Retype the entries exactly, but skip the pictures.
|---|
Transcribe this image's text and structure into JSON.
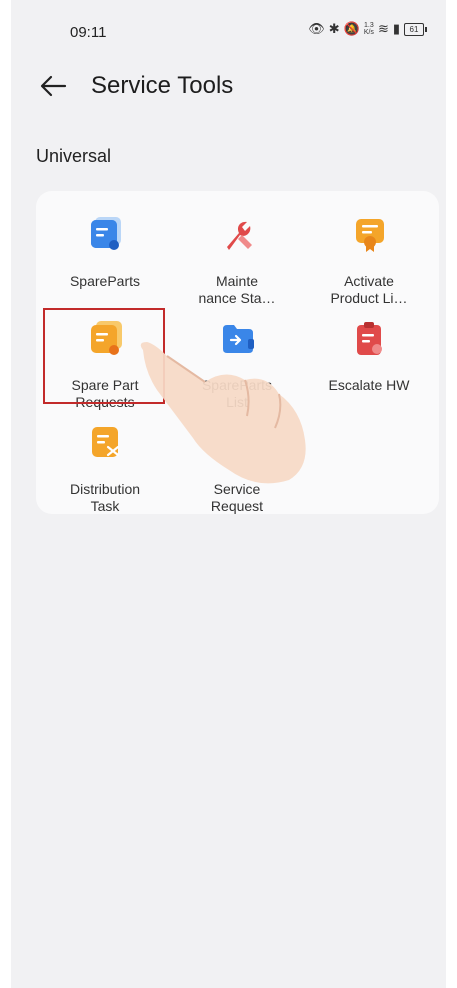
{
  "status_bar": {
    "time": "09:11",
    "net_speed_top": "1.3",
    "net_speed_bottom": "K/s",
    "battery": "61"
  },
  "header": {
    "title": "Service Tools"
  },
  "section": {
    "title": "Universal"
  },
  "tiles": [
    {
      "line1": "SpareParts",
      "line2": "",
      "icon": "spare-parts-icon"
    },
    {
      "line1": "Mainte",
      "line2": "nance Sta…",
      "icon": "maintenance-icon"
    },
    {
      "line1": "Activate",
      "line2": "Product Li…",
      "icon": "certificate-icon"
    },
    {
      "line1": "Spare Part",
      "line2": "Requests",
      "icon": "spare-part-requests-icon"
    },
    {
      "line1": "SpareParts",
      "line2": "List",
      "icon": "folder-icon"
    },
    {
      "line1": "Escalate HW",
      "line2": "",
      "icon": "clipboard-icon"
    },
    {
      "line1": "Distribution",
      "line2": "Task",
      "icon": "distribution-task-icon"
    },
    {
      "line1": "Service",
      "line2": "Request",
      "icon": "service-request-icon"
    }
  ],
  "colors": {
    "accent_red": "#c22a2a",
    "icon_blue": "#3a86e8",
    "icon_orange": "#f4a52a",
    "icon_red": "#e04a4a"
  }
}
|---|
» **RESPONSE BELOW**
Transcribe this image's text and structure into JSON.
{
  "status_bar": {
    "time": "09:11",
    "net_speed_top": "1.3",
    "net_speed_bottom": "K/s",
    "battery": "61"
  },
  "header": {
    "title": "Service Tools"
  },
  "section": {
    "title": "Universal"
  },
  "tiles": [
    {
      "line1": "SpareParts",
      "line2": "",
      "icon": "spare-parts-icon"
    },
    {
      "line1": "Mainte",
      "line2": "nance Sta…",
      "icon": "maintenance-icon"
    },
    {
      "line1": "Activate",
      "line2": "Product Li…",
      "icon": "certificate-icon"
    },
    {
      "line1": "Spare Part",
      "line2": "Requests",
      "icon": "spare-part-requests-icon"
    },
    {
      "line1": "SpareParts",
      "line2": "List",
      "icon": "folder-icon"
    },
    {
      "line1": "Escalate HW",
      "line2": "",
      "icon": "clipboard-icon"
    },
    {
      "line1": "Distribution",
      "line2": "Task",
      "icon": "distribution-task-icon"
    },
    {
      "line1": "Service",
      "line2": "Request",
      "icon": "service-request-icon"
    }
  ],
  "colors": {
    "accent_red": "#c22a2a",
    "icon_blue": "#3a86e8",
    "icon_orange": "#f4a52a",
    "icon_red": "#e04a4a"
  }
}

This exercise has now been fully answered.